  82. ^ "Congressman Jim Cooper". Official U.S. House website. Retrieved January 1, 2010.
  83. ^ "SBP Candidate Mary Cooper Primed for Politics". The Daily Tar Heel. February 3, 2011.
  84. ^ Rua, Nate (September 13, 2019). "How John Cooper will assume the Nashville mayor's office in an unprecedented transition of power". The Tennessean. Retrieved September 13, 2019.
  85. ^ Morris, Chuck (March 14, 2022). "Rep. Jim Cooper announces marriage". Wsmv.com.
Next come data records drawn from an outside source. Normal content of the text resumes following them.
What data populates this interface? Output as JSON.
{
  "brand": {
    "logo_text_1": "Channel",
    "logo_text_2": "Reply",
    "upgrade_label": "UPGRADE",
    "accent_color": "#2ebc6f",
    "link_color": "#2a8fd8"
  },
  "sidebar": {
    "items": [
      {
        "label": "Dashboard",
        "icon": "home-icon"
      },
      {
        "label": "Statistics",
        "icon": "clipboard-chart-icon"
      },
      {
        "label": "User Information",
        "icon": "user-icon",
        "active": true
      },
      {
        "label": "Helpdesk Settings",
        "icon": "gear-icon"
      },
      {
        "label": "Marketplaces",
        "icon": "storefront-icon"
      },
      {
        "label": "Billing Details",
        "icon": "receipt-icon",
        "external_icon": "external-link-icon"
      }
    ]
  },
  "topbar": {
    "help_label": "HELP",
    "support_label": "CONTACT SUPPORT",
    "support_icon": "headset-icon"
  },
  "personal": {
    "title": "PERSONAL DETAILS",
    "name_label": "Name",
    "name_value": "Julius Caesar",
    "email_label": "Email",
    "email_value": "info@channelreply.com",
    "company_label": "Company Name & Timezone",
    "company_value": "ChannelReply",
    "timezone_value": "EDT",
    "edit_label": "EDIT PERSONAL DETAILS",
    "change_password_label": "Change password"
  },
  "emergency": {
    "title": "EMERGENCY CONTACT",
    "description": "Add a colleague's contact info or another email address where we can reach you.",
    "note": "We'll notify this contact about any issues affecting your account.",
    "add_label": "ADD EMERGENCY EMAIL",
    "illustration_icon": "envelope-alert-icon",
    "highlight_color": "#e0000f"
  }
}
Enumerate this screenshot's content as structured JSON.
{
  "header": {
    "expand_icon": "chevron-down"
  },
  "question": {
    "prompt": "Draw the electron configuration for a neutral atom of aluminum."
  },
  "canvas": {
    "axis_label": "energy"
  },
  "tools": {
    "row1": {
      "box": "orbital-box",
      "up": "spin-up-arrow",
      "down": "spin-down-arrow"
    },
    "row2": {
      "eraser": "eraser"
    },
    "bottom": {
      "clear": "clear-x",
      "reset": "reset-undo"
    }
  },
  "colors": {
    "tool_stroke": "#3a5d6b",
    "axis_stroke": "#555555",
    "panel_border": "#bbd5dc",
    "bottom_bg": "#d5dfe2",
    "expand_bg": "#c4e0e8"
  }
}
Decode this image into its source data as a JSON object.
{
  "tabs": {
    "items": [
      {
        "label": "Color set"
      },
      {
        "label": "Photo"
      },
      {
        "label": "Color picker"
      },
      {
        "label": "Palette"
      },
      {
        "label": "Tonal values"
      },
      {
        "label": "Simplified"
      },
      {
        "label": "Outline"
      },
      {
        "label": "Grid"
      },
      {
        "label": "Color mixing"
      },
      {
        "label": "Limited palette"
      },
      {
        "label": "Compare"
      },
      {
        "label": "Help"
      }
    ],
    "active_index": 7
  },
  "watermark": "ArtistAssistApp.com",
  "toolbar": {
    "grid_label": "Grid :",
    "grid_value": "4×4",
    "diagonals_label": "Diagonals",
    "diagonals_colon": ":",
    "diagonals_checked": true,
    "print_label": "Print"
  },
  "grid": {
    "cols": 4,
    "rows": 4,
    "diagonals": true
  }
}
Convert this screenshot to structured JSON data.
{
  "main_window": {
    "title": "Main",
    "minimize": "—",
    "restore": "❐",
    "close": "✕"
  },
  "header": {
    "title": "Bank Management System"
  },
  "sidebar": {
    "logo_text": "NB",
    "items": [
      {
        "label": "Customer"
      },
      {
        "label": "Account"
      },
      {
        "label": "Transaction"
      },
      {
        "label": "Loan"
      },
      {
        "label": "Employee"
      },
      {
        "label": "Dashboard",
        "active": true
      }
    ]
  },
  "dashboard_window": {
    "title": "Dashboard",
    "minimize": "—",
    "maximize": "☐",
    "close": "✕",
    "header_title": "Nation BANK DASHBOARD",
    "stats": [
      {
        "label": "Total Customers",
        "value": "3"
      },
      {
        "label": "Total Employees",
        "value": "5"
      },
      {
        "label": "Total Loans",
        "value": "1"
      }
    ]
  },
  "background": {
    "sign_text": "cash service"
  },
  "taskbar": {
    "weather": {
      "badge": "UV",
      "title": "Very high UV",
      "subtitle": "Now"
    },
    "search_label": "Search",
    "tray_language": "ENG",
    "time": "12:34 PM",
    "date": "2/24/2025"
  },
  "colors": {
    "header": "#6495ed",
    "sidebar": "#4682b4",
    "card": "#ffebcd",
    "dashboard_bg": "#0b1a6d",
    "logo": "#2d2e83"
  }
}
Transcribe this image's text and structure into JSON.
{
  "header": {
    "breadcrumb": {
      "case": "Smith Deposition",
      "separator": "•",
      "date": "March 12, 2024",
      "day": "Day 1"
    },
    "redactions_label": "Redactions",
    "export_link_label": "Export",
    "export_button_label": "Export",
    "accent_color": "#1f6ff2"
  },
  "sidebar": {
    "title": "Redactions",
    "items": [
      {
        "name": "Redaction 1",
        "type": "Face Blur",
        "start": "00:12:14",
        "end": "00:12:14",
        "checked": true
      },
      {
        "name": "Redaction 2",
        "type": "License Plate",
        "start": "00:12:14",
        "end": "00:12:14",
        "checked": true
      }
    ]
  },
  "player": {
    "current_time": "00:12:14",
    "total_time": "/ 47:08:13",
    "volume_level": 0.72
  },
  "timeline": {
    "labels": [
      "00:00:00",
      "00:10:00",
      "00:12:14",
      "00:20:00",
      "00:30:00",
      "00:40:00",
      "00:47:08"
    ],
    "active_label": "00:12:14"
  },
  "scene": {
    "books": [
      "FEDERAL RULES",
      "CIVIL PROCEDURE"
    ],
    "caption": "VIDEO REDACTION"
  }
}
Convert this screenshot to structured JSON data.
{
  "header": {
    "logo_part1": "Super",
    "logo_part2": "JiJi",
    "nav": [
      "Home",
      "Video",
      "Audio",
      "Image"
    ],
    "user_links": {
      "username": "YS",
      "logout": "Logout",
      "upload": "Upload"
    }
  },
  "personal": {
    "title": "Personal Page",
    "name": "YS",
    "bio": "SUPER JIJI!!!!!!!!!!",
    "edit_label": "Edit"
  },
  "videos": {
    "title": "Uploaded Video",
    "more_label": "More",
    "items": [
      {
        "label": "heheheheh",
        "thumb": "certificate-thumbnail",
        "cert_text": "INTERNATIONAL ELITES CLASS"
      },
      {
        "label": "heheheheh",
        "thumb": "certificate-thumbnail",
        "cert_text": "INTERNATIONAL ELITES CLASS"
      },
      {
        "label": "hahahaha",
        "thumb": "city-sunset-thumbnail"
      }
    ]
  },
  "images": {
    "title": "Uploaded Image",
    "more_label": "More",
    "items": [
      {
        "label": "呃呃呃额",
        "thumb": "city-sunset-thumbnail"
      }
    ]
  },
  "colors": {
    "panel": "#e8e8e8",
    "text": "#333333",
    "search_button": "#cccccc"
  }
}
Retrieved March 14, 2022.

External links[edit]

U.S. House of Representatives
Preceded by Member of the U.S. House of Representatives
from Tennessee's 4th congressional district

Succeeded by
Preceded by Member of the U.S. House of Representatives
from Tennessee's 5th congressional district

Succeeded by
Honorary titles
Preceded by Baby of the House
Succeeded by
Party political offices
Preceded by Democratic nominee for U.S. Senator from Tennessee
(Class 2)

Succeeded by
Preceded by Chair of the Blue Dog Coalition for Policy
Served alongside: Jim Matheson (Administration), Dennis Cardoza (Communications)
Succeeded by
Preceded by Chair of the Blue Dog Coalition for Policy
Served alongside: John Barrow, Kurt Schrader (Administration), Kurt Schrader, Jim Costa (Communications)
Succeeded by
U.S. order of precedence (ceremonial)
Preceded byas Former US Representative Order of precedence of the United States
as Former US Representative
Succeeded byas Former US Representative